[Items from an interface collection]
- - - - - - -
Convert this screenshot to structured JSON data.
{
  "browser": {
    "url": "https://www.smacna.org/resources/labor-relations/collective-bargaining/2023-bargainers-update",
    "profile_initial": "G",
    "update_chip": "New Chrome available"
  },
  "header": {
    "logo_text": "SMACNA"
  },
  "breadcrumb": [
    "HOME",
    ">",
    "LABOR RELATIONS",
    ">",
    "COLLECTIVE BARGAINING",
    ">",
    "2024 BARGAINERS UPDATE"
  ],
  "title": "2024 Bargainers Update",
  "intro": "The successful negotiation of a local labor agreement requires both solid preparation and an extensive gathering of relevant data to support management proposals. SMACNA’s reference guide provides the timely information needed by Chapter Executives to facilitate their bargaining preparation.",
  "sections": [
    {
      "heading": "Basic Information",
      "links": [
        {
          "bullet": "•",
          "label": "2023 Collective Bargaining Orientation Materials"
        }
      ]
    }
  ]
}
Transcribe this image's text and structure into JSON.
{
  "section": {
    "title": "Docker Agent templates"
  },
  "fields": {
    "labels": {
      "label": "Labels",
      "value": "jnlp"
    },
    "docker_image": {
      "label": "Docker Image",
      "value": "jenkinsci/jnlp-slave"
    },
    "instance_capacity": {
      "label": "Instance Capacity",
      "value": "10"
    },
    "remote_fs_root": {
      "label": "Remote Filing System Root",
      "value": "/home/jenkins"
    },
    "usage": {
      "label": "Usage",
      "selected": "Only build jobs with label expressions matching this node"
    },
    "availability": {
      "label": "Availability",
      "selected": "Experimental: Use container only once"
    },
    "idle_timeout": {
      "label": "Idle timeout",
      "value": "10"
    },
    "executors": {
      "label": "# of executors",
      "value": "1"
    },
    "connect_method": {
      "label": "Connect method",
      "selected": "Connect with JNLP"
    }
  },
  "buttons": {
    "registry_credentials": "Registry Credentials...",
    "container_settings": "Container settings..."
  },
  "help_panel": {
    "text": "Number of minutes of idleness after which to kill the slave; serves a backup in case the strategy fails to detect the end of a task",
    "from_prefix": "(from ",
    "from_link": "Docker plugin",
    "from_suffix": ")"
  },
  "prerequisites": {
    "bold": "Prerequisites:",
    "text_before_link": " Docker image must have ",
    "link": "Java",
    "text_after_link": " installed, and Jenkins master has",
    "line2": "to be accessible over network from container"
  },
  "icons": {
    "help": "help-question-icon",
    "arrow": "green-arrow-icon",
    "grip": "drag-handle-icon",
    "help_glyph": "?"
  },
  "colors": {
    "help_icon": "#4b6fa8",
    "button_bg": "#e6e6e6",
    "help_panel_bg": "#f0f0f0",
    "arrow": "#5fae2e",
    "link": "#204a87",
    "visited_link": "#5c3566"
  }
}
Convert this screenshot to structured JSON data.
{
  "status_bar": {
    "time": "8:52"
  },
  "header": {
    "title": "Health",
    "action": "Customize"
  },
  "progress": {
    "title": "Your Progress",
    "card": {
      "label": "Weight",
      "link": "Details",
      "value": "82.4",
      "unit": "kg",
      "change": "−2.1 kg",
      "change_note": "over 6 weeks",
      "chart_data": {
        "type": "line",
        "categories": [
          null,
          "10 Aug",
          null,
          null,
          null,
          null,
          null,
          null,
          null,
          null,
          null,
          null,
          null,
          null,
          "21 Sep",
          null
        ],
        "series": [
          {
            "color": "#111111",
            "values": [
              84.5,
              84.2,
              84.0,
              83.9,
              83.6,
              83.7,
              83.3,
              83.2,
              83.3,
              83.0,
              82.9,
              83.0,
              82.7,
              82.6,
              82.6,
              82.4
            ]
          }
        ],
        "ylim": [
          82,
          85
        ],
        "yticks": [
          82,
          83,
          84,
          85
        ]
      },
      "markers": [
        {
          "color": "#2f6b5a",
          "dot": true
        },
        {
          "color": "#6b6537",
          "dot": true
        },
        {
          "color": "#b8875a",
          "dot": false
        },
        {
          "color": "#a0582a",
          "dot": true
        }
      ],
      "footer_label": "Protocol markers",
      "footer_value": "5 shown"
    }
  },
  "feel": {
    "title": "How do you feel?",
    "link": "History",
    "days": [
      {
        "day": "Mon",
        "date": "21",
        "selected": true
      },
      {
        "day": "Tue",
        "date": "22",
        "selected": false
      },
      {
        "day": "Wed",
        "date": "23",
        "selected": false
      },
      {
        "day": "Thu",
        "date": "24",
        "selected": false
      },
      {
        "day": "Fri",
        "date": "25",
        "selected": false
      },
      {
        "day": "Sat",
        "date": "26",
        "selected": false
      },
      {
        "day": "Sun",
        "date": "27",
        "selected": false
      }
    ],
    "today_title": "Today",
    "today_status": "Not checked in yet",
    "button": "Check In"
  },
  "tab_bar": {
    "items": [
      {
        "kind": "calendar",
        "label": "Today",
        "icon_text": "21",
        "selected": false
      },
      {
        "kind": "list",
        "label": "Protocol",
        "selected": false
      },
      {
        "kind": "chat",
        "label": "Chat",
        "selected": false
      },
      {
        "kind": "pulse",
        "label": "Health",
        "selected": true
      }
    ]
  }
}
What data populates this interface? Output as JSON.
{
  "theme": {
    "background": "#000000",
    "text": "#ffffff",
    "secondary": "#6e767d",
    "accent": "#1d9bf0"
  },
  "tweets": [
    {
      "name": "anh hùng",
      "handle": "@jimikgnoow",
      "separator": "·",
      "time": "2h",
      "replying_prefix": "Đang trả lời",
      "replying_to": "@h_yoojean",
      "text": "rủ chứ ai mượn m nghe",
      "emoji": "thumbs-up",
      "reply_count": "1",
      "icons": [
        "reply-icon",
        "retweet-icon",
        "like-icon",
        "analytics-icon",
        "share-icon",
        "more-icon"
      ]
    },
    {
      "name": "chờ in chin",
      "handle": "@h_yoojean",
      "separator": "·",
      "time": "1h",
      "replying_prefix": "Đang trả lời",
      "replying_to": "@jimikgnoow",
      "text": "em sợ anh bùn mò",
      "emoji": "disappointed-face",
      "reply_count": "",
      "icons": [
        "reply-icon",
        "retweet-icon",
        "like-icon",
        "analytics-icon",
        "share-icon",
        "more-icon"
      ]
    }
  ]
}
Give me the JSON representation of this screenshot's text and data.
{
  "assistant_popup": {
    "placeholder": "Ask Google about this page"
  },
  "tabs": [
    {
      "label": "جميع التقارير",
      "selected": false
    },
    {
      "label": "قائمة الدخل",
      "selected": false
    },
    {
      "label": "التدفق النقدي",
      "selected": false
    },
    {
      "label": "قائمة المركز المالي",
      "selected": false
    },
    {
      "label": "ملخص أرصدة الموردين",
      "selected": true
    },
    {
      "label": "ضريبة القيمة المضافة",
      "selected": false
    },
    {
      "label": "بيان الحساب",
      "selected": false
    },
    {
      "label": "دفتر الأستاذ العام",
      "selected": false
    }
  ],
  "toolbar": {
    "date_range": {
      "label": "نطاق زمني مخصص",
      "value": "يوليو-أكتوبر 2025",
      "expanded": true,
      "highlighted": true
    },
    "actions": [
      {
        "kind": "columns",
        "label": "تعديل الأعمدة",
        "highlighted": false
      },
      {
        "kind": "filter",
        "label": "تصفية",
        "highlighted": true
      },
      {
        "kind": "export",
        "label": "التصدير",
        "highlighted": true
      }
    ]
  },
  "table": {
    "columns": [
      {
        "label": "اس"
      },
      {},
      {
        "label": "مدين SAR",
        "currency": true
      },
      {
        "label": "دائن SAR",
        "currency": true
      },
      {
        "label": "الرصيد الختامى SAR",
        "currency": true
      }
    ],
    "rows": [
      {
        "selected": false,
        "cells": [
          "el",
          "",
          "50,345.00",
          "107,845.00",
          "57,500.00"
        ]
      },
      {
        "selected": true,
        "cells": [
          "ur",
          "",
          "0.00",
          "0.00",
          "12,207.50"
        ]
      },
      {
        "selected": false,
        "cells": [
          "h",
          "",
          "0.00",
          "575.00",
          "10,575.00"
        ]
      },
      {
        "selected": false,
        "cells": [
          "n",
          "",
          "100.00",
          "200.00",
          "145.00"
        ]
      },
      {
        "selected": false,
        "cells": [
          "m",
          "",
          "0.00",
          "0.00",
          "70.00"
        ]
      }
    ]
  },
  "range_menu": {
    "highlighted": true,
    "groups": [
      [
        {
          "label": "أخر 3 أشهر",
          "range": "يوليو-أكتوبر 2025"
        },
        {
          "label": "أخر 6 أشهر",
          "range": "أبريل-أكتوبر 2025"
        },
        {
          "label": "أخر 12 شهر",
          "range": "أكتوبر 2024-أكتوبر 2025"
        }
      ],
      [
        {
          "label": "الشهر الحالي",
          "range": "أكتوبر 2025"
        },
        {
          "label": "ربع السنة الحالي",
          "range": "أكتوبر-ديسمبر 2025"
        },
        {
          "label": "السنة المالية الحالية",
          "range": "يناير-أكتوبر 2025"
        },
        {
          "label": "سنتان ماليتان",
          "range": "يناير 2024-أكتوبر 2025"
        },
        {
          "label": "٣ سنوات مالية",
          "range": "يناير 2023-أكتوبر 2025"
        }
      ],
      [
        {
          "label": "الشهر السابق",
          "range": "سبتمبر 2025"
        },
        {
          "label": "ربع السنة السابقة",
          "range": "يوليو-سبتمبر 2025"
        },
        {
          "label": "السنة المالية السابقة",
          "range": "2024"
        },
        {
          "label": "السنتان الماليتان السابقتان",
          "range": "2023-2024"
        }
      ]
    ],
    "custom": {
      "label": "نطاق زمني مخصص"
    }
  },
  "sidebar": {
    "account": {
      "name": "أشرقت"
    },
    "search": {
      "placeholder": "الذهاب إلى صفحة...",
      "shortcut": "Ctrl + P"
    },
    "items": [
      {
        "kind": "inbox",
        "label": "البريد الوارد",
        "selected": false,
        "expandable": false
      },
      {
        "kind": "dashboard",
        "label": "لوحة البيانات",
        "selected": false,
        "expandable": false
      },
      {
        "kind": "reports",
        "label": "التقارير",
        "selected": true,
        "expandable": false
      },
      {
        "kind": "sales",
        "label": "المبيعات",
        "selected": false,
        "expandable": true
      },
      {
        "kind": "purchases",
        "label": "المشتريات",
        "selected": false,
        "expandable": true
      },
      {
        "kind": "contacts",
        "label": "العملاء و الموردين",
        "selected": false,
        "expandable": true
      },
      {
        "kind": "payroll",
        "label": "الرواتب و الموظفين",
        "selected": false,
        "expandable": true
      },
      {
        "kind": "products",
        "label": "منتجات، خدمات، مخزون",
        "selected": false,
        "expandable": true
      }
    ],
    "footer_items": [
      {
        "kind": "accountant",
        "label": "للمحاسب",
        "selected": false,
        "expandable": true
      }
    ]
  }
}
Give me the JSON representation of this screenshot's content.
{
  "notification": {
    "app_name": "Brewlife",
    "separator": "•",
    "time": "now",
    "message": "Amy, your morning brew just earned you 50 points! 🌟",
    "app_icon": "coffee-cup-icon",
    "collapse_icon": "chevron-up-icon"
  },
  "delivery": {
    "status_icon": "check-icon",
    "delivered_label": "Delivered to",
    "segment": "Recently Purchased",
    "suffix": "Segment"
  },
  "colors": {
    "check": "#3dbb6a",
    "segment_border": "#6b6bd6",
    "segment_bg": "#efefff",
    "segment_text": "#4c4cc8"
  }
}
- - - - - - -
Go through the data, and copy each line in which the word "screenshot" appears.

◆ Expected output
Convert this screenshot to structured JSON data.
Convert this screenshot to structured JSON data.
Give me the JSON representation of this screenshot's text and data.
Give me the JSON representation of this screenshot's content.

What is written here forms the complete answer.